▶ _EXERCISE OBJECTIVE_
Read through the data and report every line in which the word "メンテナンス情報" occurs.

(Items from a dataset)
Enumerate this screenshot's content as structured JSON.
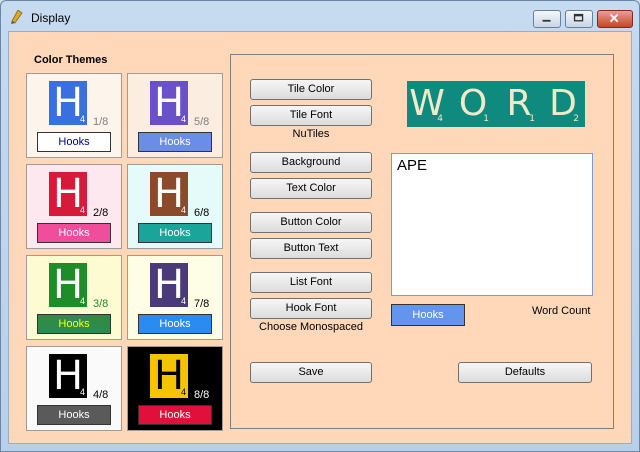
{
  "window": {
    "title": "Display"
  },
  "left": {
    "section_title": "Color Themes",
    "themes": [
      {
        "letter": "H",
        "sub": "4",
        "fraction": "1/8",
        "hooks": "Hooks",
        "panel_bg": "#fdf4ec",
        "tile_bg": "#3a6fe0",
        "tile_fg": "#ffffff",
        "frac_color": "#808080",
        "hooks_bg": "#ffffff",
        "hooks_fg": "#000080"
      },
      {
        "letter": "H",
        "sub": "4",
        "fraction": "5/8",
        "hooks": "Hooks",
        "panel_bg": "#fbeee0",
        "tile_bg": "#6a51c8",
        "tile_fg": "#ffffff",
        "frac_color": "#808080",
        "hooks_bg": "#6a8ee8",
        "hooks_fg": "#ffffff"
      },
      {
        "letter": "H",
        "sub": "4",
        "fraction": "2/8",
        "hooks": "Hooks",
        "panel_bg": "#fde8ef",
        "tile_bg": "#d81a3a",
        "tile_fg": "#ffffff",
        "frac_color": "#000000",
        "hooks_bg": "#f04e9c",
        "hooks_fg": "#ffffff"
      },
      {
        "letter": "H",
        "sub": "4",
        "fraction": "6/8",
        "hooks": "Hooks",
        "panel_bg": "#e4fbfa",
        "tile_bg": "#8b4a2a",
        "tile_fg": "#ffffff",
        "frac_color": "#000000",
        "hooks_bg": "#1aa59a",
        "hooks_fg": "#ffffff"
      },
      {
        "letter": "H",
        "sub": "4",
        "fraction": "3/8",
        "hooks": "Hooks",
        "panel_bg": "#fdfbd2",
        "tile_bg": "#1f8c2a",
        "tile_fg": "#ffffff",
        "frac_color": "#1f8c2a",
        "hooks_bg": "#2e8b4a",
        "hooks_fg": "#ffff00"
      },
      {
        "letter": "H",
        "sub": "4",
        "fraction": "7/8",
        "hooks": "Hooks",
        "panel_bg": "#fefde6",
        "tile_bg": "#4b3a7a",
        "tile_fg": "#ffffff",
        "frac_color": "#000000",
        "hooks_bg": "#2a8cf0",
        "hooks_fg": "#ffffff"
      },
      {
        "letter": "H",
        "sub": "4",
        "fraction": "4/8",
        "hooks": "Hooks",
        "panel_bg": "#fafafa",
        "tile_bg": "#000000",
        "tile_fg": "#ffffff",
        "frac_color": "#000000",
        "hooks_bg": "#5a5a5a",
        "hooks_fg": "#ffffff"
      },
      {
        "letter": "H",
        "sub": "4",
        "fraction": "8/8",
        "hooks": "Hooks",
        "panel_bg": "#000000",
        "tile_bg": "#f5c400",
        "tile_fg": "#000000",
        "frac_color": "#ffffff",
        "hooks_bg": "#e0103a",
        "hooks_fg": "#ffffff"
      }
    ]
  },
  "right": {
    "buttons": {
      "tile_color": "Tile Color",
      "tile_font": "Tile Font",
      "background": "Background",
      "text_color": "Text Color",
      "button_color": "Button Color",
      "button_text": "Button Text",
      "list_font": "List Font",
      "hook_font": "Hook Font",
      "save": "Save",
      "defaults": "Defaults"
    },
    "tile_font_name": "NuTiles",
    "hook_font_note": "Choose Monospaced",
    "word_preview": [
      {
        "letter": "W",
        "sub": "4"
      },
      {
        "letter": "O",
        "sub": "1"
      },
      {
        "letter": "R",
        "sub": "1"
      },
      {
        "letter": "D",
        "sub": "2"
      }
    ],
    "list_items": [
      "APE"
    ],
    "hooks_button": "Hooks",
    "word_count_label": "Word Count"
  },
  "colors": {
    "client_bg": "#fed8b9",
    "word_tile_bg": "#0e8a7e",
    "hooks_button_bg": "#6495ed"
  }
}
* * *
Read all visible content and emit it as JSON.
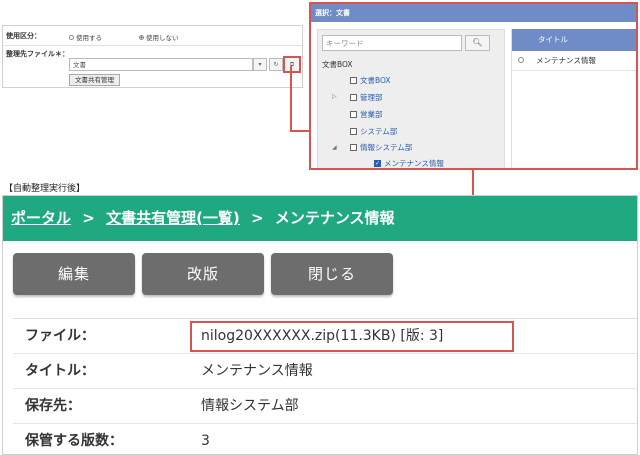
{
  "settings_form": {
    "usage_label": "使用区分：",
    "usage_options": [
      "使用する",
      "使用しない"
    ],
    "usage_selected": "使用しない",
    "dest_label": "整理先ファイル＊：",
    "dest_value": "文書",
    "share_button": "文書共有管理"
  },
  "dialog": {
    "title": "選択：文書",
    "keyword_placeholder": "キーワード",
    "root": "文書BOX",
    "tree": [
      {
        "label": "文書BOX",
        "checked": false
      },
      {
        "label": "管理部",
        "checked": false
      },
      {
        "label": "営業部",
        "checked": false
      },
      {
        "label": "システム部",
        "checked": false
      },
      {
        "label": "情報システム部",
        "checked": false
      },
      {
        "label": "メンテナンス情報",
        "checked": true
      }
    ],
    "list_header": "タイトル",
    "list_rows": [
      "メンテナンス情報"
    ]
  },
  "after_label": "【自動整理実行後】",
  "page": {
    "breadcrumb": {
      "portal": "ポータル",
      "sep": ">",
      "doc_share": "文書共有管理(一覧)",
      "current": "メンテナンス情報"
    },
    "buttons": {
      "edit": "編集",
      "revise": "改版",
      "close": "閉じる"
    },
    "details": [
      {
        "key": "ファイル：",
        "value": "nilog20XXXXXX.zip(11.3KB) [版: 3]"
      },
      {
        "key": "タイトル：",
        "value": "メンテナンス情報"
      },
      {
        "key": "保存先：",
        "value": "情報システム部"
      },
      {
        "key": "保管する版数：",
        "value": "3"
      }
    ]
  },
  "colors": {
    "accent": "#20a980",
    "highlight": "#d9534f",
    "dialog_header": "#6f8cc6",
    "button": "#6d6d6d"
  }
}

▶ _SOLUTION TO THE EXERCISE_
        "label": "メンテナンス情報",
      "メンテナンス情報"
      "current": "メンテナンス情報"
        "value": "メンテナンス情報"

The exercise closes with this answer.